# Arithmetic

1.Arithmetic

2.I. Fast Multiplication and the Master Theorem on Divide and Conquer

3.How fast can we multiply? Adding two n -bit numbers takes O(n ) operations How many operations to multiply two n -bit numbers? Or two n -decimal-digit numbers Difference is a factor of log 2 10 ≈ 3.32 but the individual operations are harder

4.Grade School Algorithm is Θ(n 2 ) But answer is only O(n ) bits: Can we do better?

5.A Divide and Conquer Algorithm Suppose n is even, n = 2m To compute a∙b Write a = a 1 ∙2 m + a 0 , b = b 1 ∙2 m + b 0 , where a 1 , a 0 , b 1 , b 0 are m -bit numbers (numbers &lt; 2 m ) – the first and last m bits of a and b a∙b = a 1 b 1 ∙2 2m + (a 1 b 0 +a 0 b 1 )∙2 m + a 0 b 0 = a 1 b 1 ∙(2 2m +2 m ) + (a 1 -a 0 )(b 0 -b 1 )∙2 m + a 0 b 0 ∙(2 m +1) Only 3 m -bit multiplications!!!

6.How Fast? T(1)=1 T(n ) = 3T(n/2) + cn But how to solve this?

7.Master Theorem on D+C recurrences T(1) = 1 T(n ) = aT(n/b ) + cn e Let L = log b a Recurrence has the solution: T(n ) = Θ(n e ) if e &gt; L T(n ) = Θ(n e log n ) if e = L T(n ) = Θ(n L ) if e &lt; L Binary search: a=1, b =2, e =0, L=0 [Case 2] Merge sort: a=2, b =2, e =1, L=1 [Case 2] Ordinary mult : a=4, b =2, e =1, L=2 [Case 3] Fast mult : a=3, b =2, e =1, L= lg 3 so Θ( n 1.58… ) [Case 3]

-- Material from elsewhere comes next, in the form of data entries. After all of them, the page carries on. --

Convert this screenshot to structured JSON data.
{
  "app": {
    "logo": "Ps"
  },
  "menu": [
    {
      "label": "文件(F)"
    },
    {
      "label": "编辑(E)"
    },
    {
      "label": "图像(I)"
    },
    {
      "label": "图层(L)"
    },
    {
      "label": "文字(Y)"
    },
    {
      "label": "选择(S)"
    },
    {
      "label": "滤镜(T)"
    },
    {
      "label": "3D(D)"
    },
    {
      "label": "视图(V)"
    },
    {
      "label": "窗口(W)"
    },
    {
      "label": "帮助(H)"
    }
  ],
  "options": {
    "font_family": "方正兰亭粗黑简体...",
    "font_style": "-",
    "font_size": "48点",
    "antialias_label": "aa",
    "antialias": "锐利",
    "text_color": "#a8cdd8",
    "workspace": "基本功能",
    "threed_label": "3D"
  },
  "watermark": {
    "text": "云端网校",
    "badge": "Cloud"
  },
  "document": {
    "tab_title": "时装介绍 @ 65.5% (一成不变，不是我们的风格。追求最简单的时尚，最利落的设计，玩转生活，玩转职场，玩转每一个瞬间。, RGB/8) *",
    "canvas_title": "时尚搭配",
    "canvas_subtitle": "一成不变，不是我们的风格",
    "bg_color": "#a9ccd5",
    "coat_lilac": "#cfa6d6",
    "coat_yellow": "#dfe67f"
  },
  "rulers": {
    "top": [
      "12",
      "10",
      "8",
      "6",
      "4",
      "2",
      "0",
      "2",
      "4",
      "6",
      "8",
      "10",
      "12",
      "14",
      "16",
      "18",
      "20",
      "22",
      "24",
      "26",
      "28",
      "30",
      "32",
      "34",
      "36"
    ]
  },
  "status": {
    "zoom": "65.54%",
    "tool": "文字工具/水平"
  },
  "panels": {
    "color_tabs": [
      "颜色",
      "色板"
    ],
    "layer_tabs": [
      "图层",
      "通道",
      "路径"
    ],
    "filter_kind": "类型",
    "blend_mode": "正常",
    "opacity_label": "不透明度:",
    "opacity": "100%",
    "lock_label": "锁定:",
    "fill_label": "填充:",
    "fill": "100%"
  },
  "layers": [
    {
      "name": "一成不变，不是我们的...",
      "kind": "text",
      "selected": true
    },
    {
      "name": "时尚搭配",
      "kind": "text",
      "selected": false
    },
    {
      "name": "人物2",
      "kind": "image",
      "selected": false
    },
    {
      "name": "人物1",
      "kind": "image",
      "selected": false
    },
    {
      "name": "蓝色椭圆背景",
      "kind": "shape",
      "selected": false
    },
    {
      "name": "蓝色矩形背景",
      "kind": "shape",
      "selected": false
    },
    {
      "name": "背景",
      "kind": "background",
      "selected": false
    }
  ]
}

8.lec 4F. 8 Compute 3 13: 3 13 = 3∙3∙3∙3∙3∙3∙3∙3∙3∙3∙3∙3∙3 (12 multiplications, or Θ(exponent )) 3 13 = 3 6 ∙3 6 ∙3 (2 multiplications) 3 6 = 3 3 ∙3 3 (1 multiplication) 3 3 can be computed with 2 multiplications So 2+1+2 = 5 multiplications in all! II: Fast Exponentiation

9.lec 4F. 9 compute a b using registers X,Y,Z,R X:= a ; Y:= 1; Z:= b ; REPEAT: if Z=0, then return Y R:= remdr(Z,2); Z:= quotnt(Z,2) if R=1,then Y:= X⋅Y X:= X 2 Fast Exponentiation

10.February 28, 2007 Harvard Bits 10 Powers by Repeated Squaring Problem: compute a b Method 1: multiply a by itself n-1 times Requires n-1 multiplications Method 2: use successive squaring How many times can you divide n by 2 before it is reduced to 1? Repeated squaring requires between log 2 n and 2∙log 2 n multiplications Huge savings! n = 1000 =&gt; at most 20 multiplications! ( since log 2 1000 &lt; 10)

11.February 28, 2007 11 III. Modular arithmetic 1 2 3 4 5 6 7 0 6 + 5 = 3 (mod 8)

12.February 28, 2007 12 Math Quiz 2 x 6 = mod 11 2 x 6 x 5 = mod 11 2 3 = mod 7 2 300 = mod 7 1 1 5 1 = (2 3 ) 100 = 1 100 = 1

13.February 28, 2007 Harvard Bits 13 (mod p ) notation Think of the (mod p ) at the end of the line as referring to everything in the equation (2 3 ) 100 = 1 100 = 1 (mod 7) means “(2 3 ) 100 , 1 100 , and 1 are all equivalent if you divide by 7 and keep just the remainder ” Often written a ≡ b (mod p )

14.February 28, 2007 Harvard Bits 14 Fast Modular Exponentiation Problem: Given q and p and n , find y &lt; p such that q n = y (mod p ) Method 1: multiply q by itself n-1 times Requires n-1 multiplications Method 2: use successive squaring Requires about log 2 n multiplications Same idea works for multiplication modulo p Example: If n is a 500-digit number, we can compute q n (mod p ) in about 1700 (= lg 10 500 ) steps.

15.FINIS